▶ ACTIVITY
Look through the entries for the string "vehicles" and copy every line where it shows up.

━━━━━ DATA FOR REVIEW

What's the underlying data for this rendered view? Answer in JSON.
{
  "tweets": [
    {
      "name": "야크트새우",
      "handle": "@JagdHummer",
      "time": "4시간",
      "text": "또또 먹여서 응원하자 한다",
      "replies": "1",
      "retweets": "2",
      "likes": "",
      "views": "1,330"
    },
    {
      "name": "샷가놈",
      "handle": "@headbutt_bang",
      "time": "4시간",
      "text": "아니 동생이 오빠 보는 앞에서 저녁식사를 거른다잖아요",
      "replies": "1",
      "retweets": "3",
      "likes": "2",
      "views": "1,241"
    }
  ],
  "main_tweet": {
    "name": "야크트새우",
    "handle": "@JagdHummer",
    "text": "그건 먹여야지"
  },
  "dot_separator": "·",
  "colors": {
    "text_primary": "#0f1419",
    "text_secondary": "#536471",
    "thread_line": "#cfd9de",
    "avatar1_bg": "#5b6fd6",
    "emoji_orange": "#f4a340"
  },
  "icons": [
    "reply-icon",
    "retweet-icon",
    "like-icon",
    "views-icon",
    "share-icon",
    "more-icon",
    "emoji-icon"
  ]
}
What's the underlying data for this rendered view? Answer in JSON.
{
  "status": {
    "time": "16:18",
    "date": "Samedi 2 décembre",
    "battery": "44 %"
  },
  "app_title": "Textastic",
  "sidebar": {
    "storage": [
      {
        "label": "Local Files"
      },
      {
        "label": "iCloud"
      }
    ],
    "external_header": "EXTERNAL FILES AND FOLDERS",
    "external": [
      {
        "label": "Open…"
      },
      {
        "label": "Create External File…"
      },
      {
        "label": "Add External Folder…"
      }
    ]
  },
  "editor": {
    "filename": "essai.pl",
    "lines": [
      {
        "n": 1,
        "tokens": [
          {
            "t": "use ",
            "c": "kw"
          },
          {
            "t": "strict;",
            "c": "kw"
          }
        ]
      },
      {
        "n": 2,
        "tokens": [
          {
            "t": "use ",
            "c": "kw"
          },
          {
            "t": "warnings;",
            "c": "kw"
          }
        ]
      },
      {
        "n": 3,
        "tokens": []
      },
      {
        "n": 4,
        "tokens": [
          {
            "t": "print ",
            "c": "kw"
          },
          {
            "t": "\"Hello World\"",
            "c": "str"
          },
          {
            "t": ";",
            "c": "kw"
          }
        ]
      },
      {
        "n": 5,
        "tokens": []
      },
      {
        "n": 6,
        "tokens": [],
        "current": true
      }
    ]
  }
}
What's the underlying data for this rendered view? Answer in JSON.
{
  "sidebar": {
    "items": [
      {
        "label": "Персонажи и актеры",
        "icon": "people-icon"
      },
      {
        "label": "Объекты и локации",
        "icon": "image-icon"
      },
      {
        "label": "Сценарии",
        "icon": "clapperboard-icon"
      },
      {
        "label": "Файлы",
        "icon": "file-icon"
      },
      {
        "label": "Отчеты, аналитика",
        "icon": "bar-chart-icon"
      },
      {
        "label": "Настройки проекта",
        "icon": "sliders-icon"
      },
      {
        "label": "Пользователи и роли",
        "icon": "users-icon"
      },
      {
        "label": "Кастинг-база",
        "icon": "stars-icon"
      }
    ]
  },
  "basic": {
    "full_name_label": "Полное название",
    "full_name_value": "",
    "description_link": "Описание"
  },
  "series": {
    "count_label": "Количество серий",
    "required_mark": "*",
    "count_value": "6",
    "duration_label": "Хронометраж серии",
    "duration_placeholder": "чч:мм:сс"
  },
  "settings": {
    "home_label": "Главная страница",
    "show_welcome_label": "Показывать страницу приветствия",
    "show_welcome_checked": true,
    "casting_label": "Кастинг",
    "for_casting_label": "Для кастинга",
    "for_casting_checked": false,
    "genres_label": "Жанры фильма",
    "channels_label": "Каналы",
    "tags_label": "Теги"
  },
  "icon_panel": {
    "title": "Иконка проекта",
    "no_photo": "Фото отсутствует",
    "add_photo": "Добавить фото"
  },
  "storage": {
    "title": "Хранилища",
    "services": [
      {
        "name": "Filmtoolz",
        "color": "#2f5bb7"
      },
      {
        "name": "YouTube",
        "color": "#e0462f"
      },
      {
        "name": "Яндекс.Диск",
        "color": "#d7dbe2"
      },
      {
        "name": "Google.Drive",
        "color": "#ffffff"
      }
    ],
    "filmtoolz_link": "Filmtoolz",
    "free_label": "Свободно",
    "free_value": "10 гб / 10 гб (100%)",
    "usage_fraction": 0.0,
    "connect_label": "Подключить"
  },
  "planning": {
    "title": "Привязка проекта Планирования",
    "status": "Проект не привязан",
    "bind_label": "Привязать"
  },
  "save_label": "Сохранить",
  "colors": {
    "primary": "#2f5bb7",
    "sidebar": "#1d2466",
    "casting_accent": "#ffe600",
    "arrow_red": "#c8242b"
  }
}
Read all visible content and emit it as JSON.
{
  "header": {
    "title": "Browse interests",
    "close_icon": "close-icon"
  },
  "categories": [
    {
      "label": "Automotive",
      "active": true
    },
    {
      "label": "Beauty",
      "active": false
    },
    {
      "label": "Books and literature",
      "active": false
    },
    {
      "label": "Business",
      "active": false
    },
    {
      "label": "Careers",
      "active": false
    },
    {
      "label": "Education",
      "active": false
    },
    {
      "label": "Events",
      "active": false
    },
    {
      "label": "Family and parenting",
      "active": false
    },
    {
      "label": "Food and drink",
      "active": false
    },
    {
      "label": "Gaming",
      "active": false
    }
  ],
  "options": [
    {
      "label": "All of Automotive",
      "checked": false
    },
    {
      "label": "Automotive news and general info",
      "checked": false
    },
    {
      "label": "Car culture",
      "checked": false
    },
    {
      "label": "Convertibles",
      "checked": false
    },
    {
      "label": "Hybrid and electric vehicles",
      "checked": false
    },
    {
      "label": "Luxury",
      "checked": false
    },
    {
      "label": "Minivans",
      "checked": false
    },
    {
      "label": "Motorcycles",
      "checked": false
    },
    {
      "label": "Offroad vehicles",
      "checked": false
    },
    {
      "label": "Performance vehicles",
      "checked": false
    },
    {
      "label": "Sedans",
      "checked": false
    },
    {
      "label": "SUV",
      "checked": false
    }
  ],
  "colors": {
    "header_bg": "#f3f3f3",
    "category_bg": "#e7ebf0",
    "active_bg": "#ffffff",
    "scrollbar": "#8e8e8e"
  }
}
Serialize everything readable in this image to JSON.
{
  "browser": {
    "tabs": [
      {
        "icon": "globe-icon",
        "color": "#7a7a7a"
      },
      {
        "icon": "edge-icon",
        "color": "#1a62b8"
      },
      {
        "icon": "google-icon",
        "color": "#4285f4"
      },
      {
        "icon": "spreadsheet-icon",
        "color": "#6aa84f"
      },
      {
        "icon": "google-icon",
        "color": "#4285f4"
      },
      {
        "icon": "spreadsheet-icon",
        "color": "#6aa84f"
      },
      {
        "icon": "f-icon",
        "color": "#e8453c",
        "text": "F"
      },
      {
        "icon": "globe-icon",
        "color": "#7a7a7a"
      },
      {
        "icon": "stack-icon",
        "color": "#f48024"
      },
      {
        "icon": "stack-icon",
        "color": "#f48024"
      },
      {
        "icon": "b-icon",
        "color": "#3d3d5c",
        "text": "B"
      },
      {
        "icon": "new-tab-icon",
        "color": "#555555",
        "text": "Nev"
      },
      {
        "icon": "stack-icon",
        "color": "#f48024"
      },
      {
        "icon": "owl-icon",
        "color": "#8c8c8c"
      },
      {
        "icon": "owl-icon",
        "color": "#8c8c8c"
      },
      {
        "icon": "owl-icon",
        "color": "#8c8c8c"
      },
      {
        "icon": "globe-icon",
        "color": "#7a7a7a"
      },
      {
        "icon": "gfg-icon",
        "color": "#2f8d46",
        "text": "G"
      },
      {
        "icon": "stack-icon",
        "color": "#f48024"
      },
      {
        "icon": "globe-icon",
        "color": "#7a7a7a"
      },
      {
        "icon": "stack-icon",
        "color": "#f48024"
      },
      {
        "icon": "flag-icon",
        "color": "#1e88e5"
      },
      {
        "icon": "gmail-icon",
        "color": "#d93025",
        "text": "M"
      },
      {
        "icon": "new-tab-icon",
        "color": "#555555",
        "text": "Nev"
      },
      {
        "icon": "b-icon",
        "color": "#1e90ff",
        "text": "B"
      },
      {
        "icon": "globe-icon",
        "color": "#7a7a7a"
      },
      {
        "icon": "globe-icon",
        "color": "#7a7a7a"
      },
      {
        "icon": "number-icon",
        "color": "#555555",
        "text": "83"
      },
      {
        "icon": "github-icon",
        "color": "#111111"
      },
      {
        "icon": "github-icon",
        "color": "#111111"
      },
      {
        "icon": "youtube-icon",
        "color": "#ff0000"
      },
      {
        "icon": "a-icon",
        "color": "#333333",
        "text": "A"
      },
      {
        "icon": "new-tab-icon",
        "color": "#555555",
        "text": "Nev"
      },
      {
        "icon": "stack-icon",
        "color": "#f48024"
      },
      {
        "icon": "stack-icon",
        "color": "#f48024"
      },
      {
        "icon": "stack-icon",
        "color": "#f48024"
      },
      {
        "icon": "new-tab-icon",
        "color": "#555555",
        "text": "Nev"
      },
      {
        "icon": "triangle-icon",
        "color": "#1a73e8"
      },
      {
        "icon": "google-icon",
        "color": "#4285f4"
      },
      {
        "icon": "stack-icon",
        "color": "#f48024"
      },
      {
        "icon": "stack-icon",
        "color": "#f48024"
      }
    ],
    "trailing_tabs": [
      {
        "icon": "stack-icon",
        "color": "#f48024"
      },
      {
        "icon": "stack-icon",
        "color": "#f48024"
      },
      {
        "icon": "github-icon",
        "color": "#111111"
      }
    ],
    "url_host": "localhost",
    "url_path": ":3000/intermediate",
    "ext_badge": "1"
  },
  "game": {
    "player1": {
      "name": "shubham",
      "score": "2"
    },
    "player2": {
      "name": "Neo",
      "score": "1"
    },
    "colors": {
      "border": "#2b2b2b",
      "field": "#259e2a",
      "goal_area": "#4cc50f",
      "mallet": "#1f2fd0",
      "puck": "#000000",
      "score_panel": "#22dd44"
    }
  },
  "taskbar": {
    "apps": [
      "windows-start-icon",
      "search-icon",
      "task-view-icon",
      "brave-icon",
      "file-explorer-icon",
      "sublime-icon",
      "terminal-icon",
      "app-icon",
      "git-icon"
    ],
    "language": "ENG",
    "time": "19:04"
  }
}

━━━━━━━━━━

▶ EXERCISE RESULT
      "label": "Hybrid and electric vehicles",
      "label": "Offroad vehicles",
      "label": "Performance vehicles",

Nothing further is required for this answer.